### About this task
Each record beneath this line should be returned exactly as it is.

Records to process Block Start

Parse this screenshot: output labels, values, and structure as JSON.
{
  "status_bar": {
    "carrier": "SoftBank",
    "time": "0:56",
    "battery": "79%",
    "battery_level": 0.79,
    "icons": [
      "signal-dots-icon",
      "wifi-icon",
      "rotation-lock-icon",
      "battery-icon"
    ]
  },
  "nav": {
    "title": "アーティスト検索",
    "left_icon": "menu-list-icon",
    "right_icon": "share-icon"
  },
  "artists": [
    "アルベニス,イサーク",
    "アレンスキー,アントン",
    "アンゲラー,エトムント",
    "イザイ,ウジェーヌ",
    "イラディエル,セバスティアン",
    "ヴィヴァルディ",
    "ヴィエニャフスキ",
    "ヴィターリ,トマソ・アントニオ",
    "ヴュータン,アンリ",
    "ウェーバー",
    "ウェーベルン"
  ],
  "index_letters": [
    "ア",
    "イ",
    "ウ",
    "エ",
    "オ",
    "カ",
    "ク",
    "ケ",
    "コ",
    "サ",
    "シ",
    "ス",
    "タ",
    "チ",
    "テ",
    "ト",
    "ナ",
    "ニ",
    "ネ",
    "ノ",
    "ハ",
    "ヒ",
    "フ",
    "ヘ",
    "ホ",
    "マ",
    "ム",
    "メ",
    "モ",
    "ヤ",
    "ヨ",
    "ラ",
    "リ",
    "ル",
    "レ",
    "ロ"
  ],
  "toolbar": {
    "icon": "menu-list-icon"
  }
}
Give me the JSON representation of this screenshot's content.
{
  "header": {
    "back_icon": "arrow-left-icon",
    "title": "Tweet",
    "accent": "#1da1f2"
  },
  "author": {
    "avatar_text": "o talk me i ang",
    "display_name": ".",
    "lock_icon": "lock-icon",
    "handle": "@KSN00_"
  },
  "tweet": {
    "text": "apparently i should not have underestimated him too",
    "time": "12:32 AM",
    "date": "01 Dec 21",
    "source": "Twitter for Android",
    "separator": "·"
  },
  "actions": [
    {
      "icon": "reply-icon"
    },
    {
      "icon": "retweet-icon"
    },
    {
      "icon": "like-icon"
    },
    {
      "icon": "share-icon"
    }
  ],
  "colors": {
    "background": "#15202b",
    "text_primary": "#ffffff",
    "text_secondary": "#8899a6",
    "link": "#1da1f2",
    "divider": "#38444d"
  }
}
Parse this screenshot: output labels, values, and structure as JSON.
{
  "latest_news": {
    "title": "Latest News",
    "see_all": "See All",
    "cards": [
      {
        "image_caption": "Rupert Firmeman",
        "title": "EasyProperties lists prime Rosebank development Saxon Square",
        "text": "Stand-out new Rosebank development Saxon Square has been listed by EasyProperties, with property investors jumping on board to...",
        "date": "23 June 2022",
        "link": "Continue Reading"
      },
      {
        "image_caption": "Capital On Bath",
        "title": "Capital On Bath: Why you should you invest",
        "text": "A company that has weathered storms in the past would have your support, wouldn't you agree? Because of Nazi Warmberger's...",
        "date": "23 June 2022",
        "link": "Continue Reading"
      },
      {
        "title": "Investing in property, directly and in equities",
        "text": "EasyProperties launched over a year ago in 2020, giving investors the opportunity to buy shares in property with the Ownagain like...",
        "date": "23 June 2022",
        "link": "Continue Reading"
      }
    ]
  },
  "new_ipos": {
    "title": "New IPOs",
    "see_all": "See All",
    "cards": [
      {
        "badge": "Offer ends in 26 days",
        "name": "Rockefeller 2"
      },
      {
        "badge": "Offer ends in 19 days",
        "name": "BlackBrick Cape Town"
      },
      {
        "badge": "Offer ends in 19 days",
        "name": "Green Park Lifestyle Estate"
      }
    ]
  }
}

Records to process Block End

### Exercise output
Parse this screenshot: output labels, values, and structure as JSON.
{
  "status_bar": {
    "carrier": "SoftBank",
    "time": "0:56",
    "battery": "79%",
    "battery_level": 0.79,
    "icons": [
      "signal-dots-icon",
      "wifi-icon",
      "rotation-lock-icon",
      "battery-icon"
    ]
  },
  "nav": {
    "title": "アーティスト検索",
    "left_icon": "menu-list-icon",
    "right_icon": "share-icon"
  },
  "artists": [
    "アルベニス,イサーク",
    "アレンスキー,アントン",
    "アンゲラー,エトムント",
    "イザイ,ウジェーヌ",
    "イラディエル,セバスティアン",
    "ヴィヴァルディ",
    "ヴィエニャフスキ",
    "ヴィターリ,トマソ・アントニオ",
    "ヴュータン,アンリ",
    "ウェーバー",
    "ウェーベルン"
  ],
  "index_letters": [
    "ア",
    "イ",
    "ウ",
    "エ",
    "オ",
    "カ",
    "ク",
    "ケ",
    "コ",
    "サ",
    "シ",
    "ス",
    "タ",
    "チ",
    "テ",
    "ト",
    "ナ",
    "ニ",
    "ネ",
    "ノ",
    "ハ",
    "ヒ",
    "フ",
    "ヘ",
    "ホ",
    "マ",
    "ム",
    "メ",
    "モ",
    "ヤ",
    "ヨ",
    "ラ",
    "リ",
    "ル",
    "レ",
    "ロ"
  ],
  "toolbar": {
    "icon": "menu-list-icon"
  }
}
Give me the JSON representation of this screenshot's content.
{
  "header": {
    "back_icon": "arrow-left-icon",
    "title": "Tweet",
    "accent": "#1da1f2"
  },
  "author": {
    "avatar_text": "o talk me i ang",
    "display_name": ".",
    "lock_icon": "lock-icon",
    "handle": "@KSN00_"
  },
  "tweet": {
    "text": "apparently i should not have underestimated him too",
    "time": "12:32 AM",
    "date": "01 Dec 21",
    "source": "Twitter for Android",
    "separator": "·"
  },
  "actions": [
    {
      "icon": "reply-icon"
    },
    {
      "icon": "retweet-icon"
    },
    {
      "icon": "like-icon"
    },
    {
      "icon": "share-icon"
    }
  ],
  "colors": {
    "background": "#15202b",
    "text_primary": "#ffffff",
    "text_secondary": "#8899a6",
    "link": "#1da1f2",
    "divider": "#38444d"
  }
}
Parse this screenshot: output labels, values, and structure as JSON.
{
  "latest_news": {
    "title": "Latest News",
    "see_all": "See All",
    "cards": [
      {
        "image_caption": "Rupert Firmeman",
        "title": "EasyProperties lists prime Rosebank development Saxon Square",
        "text": "Stand-out new Rosebank development Saxon Square has been listed by EasyProperties, with property investors jumping on board to...",
        "date": "23 June 2022",
        "link": "Continue Reading"
      },
      {
        "image_caption": "Capital On Bath",
        "title": "Capital On Bath: Why you should you invest",
        "text": "A company that has weathered storms in the past would have your support, wouldn't you agree? Because of Nazi Warmberger's...",
        "date": "23 June 2022",
        "link": "Continue Reading"
      },
      {
        "title": "Investing in property, directly and in equities",
        "text": "EasyProperties launched over a year ago in 2020, giving investors the opportunity to buy shares in property with the Ownagain like...",
        "date": "23 June 2022",
        "link": "Continue Reading"
      }
    ]
  },
  "new_ipos": {
    "title": "New IPOs",
    "see_all": "See All",
    "cards": [
      {
        "badge": "Offer ends in 26 days",
        "name": "Rockefeller 2"
      },
      {
        "badge": "Offer ends in 19 days",
        "name": "BlackBrick Cape Town"
      },
      {
        "badge": "Offer ends in 19 days",
        "name": "Green Park Lifestyle Estate"
      }
    ]
  }
}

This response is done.